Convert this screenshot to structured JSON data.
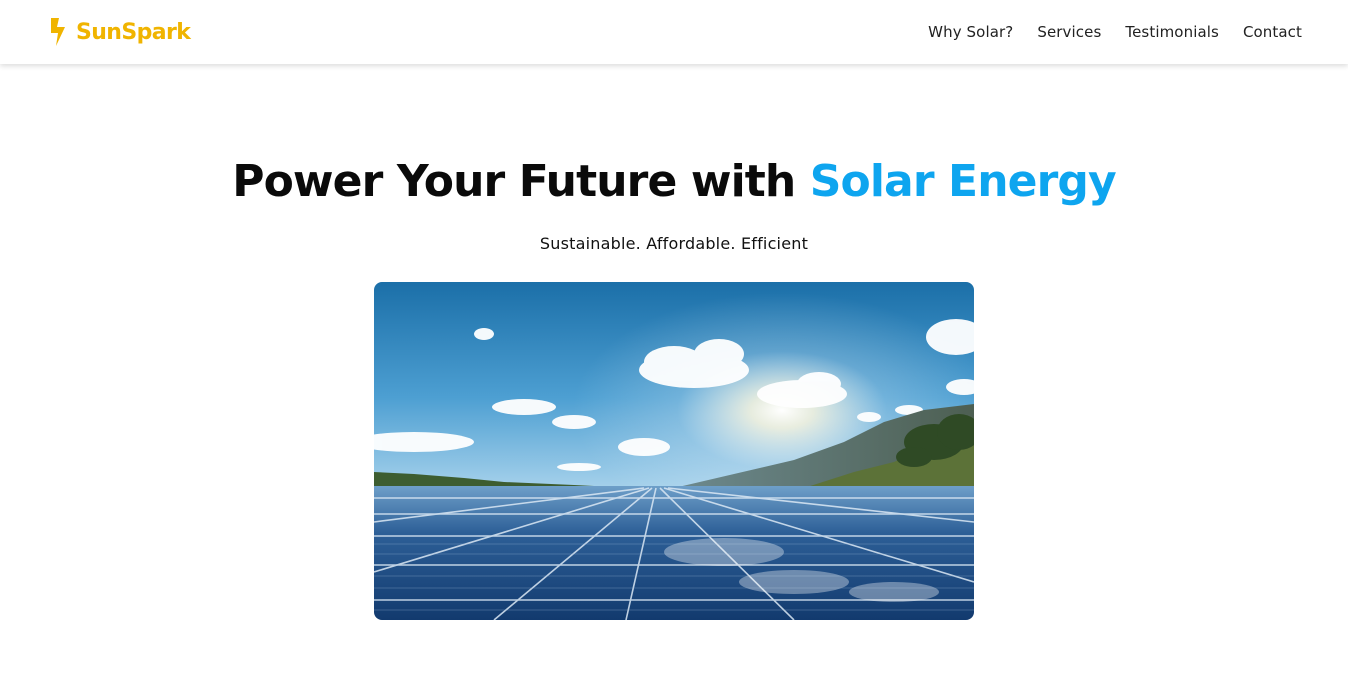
{
  "brand": {
    "name": "SunSpark",
    "color": "#f0b400",
    "icon": "lightning-bolt-icon"
  },
  "nav": {
    "links": [
      {
        "label": "Why Solar?"
      },
      {
        "label": "Services"
      },
      {
        "label": "Testimonials"
      },
      {
        "label": "Contact"
      }
    ]
  },
  "hero": {
    "title_main": "Power Your Future with ",
    "title_accent": "Solar Energy",
    "accent_color": "#0ea5ef",
    "subtitle": "Sustainable. Affordable. Efficient",
    "image": {
      "subject": "solar panels under a blue sky with clouds and mountains"
    }
  }
}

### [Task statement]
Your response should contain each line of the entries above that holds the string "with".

### [Solution to this exercise]
    "title_main": "Power Your Future with ",
      "subject": "solar panels under a blue sky with clouds and mountains"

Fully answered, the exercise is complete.